Signature ok
subject=/C=GB/ST=Scotland/L=Glasgow/O=McLean Digital Limited/CN=*
Getting Private key

The above output has generated the SSL certificate. Next step is to set your virtual hosts:

<VirtualHost *:80>
    RedirectPermanent /

<VirtualHost *:443>

        DocumentRoot /var/www/

        SSLEngine on
        SSLCertificateKeyFile /home/mcleandigital/ssl.key
        SSLCertificateFile /home/mcleandigital/ssl.crt

        ErrorLog ${APACHE_LOG_DIR}/error.log
        CustomLog ${APACHE_LOG_DIR}/access.log combined

        <Directory "/var/www/">
                Options -Indexes +FollowSymLinks
                Order allow,deny
                Allow from all
                AllowOverride All
                Require all granted

The above configuration redirects all port 80 traffic to port 443. Now if you restart the server, you will be able to access your website securely, however, the green padlock is not showing.
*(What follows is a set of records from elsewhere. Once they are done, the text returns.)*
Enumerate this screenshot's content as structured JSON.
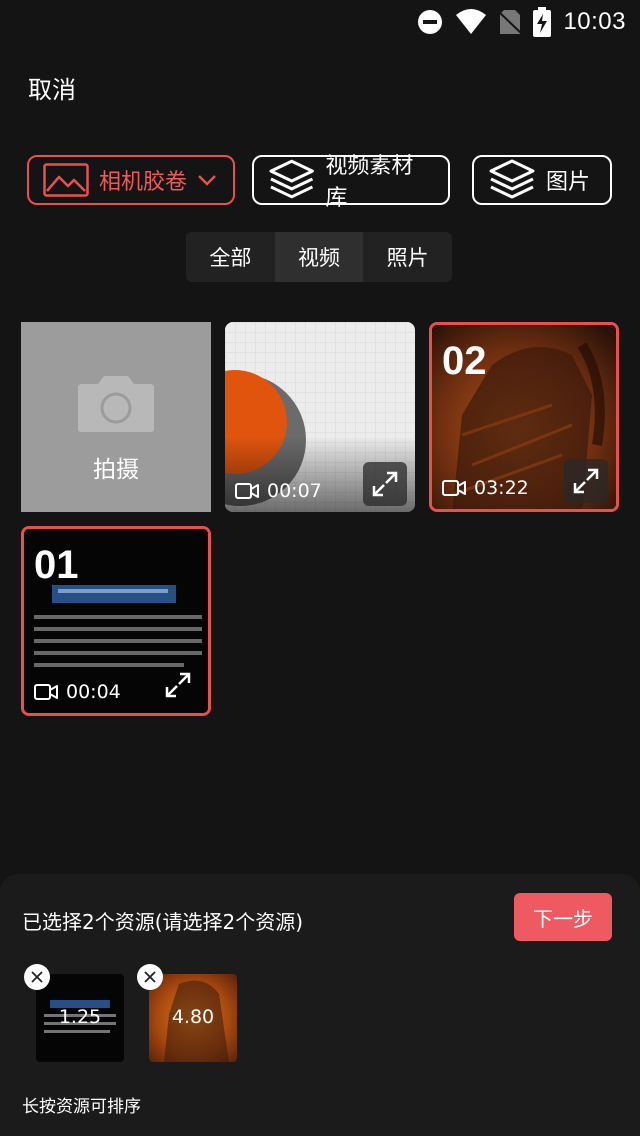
{
  "status_bar": {
    "time": "10:03",
    "icons": [
      "dnd-icon",
      "wifi-icon",
      "no-sim-icon",
      "battery-charging-icon"
    ]
  },
  "header": {
    "cancel_label": "取消"
  },
  "sources": {
    "camera_roll": {
      "label": "相机胶卷",
      "icon": "image-icon",
      "dropdown_icon": "chevron-down-icon"
    },
    "video_library": {
      "label": "视频素材库",
      "icon": "layers-icon"
    },
    "pictures": {
      "label": "图片",
      "icon": "layers-icon"
    }
  },
  "filter_tabs": [
    {
      "label": "全部"
    },
    {
      "label": "视频",
      "active": true
    },
    {
      "label": "照片"
    }
  ],
  "grid": {
    "camera_tile": {
      "label": "拍摄",
      "icon": "camera-icon"
    },
    "items": [
      {
        "duration": "00:07",
        "selected": false,
        "order": ""
      },
      {
        "duration": "03:22",
        "selected": true,
        "order": "02"
      },
      {
        "duration": "00:04",
        "selected": true,
        "order": "01"
      }
    ]
  },
  "selection": {
    "info": "已选择2个资源(请选择2个资源)",
    "next_label": "下一步",
    "items": [
      {
        "duration": "1.25"
      },
      {
        "duration": "4.80"
      }
    ],
    "hint": "长按资源可排序"
  },
  "colors": {
    "accent": "#e8504e",
    "next_button": "#ef5a62",
    "background": "#141414"
  }
}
This is expected as usually you would pay for a certificate from a certificate authority (CA) .

Now the fun part. Sign in to, and add your website.They give you instructions, and it’s pretty easy to setup.
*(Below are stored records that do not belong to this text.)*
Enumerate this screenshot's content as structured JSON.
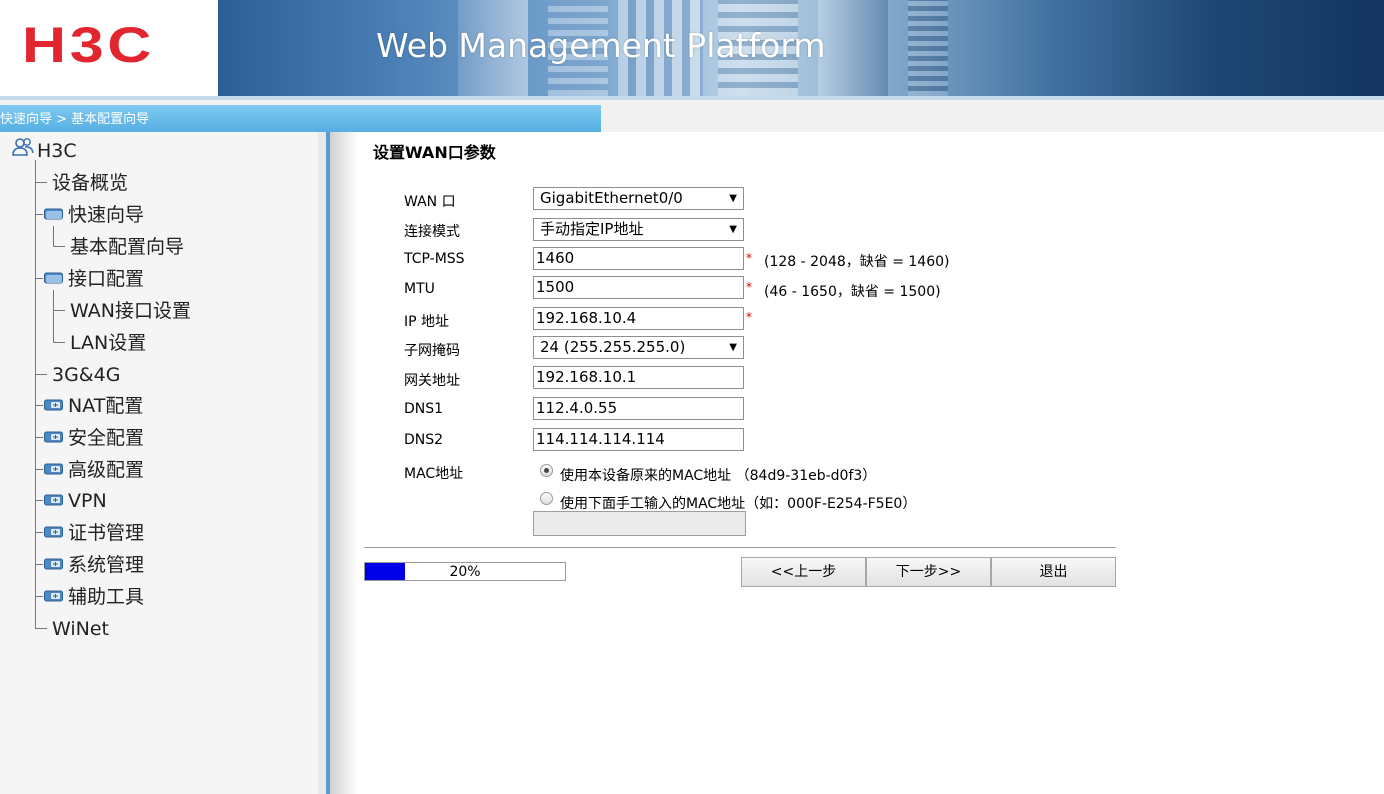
{
  "header": {
    "logo_text": "H3C",
    "title": "Web Management Platform"
  },
  "breadcrumb": "快速向导 > 基本配置向导",
  "sidebar": {
    "root": "H3C",
    "items": [
      {
        "label": "设备概览",
        "type": "leaf"
      },
      {
        "label": "快速向导",
        "type": "folder-open"
      },
      {
        "label": "基本配置向导",
        "type": "child"
      },
      {
        "label": "接口配置",
        "type": "folder-open"
      },
      {
        "label": "WAN接口设置",
        "type": "child"
      },
      {
        "label": "LAN设置",
        "type": "child"
      },
      {
        "label": "3G&4G",
        "type": "leaf"
      },
      {
        "label": "NAT配置",
        "type": "folder-closed"
      },
      {
        "label": "安全配置",
        "type": "folder-closed"
      },
      {
        "label": "高级配置",
        "type": "folder-closed"
      },
      {
        "label": "VPN",
        "type": "folder-closed"
      },
      {
        "label": "证书管理",
        "type": "folder-closed"
      },
      {
        "label": "系统管理",
        "type": "folder-closed"
      },
      {
        "label": "辅助工具",
        "type": "folder-closed"
      },
      {
        "label": "WiNet",
        "type": "leaf"
      }
    ]
  },
  "form": {
    "title": "设置WAN口参数",
    "wan_port": {
      "label": "WAN 口",
      "value": "GigabitEthernet0/0"
    },
    "conn_mode": {
      "label": "连接模式",
      "value": "手动指定IP地址"
    },
    "tcp_mss": {
      "label": "TCP-MSS",
      "value": "1460",
      "required": "*",
      "hint": "(128 - 2048，缺省 = 1460)"
    },
    "mtu": {
      "label": "MTU",
      "value": "1500",
      "required": "*",
      "hint": "(46 - 1650，缺省 = 1500)"
    },
    "ip": {
      "label": "IP 地址",
      "value": "192.168.10.4",
      "required": "*"
    },
    "mask": {
      "label": "子网掩码",
      "value": "24 (255.255.255.0)"
    },
    "gateway": {
      "label": "网关地址",
      "value": "192.168.10.1"
    },
    "dns1": {
      "label": "DNS1",
      "value": "112.4.0.55"
    },
    "dns2": {
      "label": "DNS2",
      "value": "114.114.114.114"
    },
    "mac": {
      "label": "MAC地址",
      "option_original": "使用本设备原来的MAC地址  （84d9-31eb-d0f3）",
      "option_manual": "使用下面手工输入的MAC地址（如：000F-E254-F5E0）",
      "selected": "original",
      "manual_value": ""
    }
  },
  "progress": {
    "percent": 20,
    "label": "20%"
  },
  "buttons": {
    "prev": "<<上一步",
    "next": "下一步>>",
    "exit": "退出"
  },
  "colors": {
    "logo_red": "#e2262f",
    "breadcrumb_blue": "#55aee3",
    "progress_fill": "#0000e6"
  }
}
If your site is hosted on a different server than your hosting company, you need to change the DNS on the domain name hosting provider to point to cloudflare, and not directly to your server. So a request will hit the domain company, which DNS sends to cloudflare, and the DNS on cloudflare points to the IP of your server.

Lastly, in cloudflare, click on the crypto tab, and set SSL to full. The great thing is, you get the cloudflare certificate presented to the end user, and our self signed certificate is hidden away behind cloudflare!
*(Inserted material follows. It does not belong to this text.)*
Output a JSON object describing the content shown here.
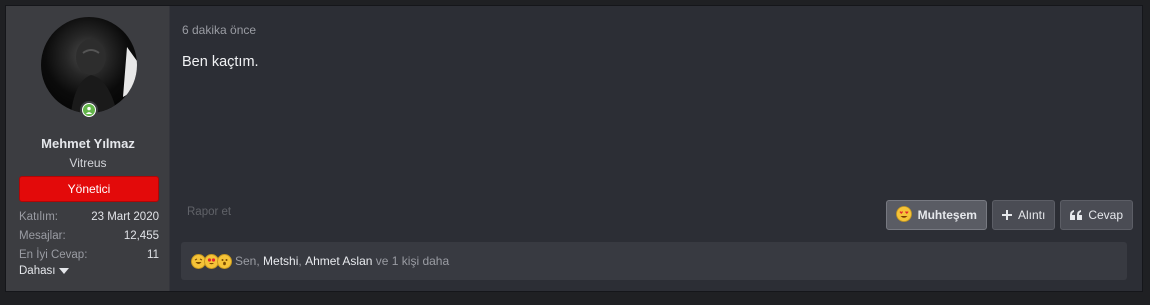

It turns out domain validated SSL’s will be free from December 3rd anyway (checkout, however, this may still be the better option due to all the nice free features cloudflare offers! As always, have fun!

Export WordPress post URLs

I’m making some Apache redirects from an old domain to a new domain. I need the old domains blog posts to redirect to the new domain. So I need the WordPress permalinks.

In MySQL, you can say the following to get your permalinks.

SELECT wpp.post_title, wpp.guid,wpp.post_date,
    wpo.option_value,'%year%', date_format(wpp.post_date,'%Y'))
    ,'%postname%',wpp.post_name )
    ,'%category%',wpc.slug )
) as permalink
FROM wp_posts wpp
INNER JOIN wp_options wpo ON wpo.option_name='permalink_structure'
INNER JOIN wp_options wpo_su ON wpo_su.option_name='siteurl'
    SELECT wtr.object_id ID, max(wpt.slug) slug
    FROM wp_term_relationships wtr
    INNER JOIN wp_term_taxonomy wtt ON wtt.term_taxonomy_id=wtr.term_taxonomy_id AND wtt.taxonomy='category'
    INNER JOIN wp_terms wpt on wpt.term_id=wtt.term_id
    GROUP BY  wtr.object_id
) wpc ON wpc.ID=wpp.ID
WHERE wpp.post_type = 'post'
AND wpp.post_status = 'publish'
ORDER BY wpp.post_date DESC

Http Basic Auth with Apigility on a puPHPet Vagrant box

If you aren’t using the built in php server for development, and like me you are using a vagrant box configured by puPHPet, this will save you a lot of wasted time wondering why you get 401s and 403s when you aren’t expecting them.

In your vhost section , under the setenv option, we add a new setenvif option:

     - 'Authorization "(.*)" HTTP_AUTHORIZATION=$1'

Without this option, the Authorization header is being stripped! Run vagrant provision, and suddenly everything should be working correctly. Now get on with building that API!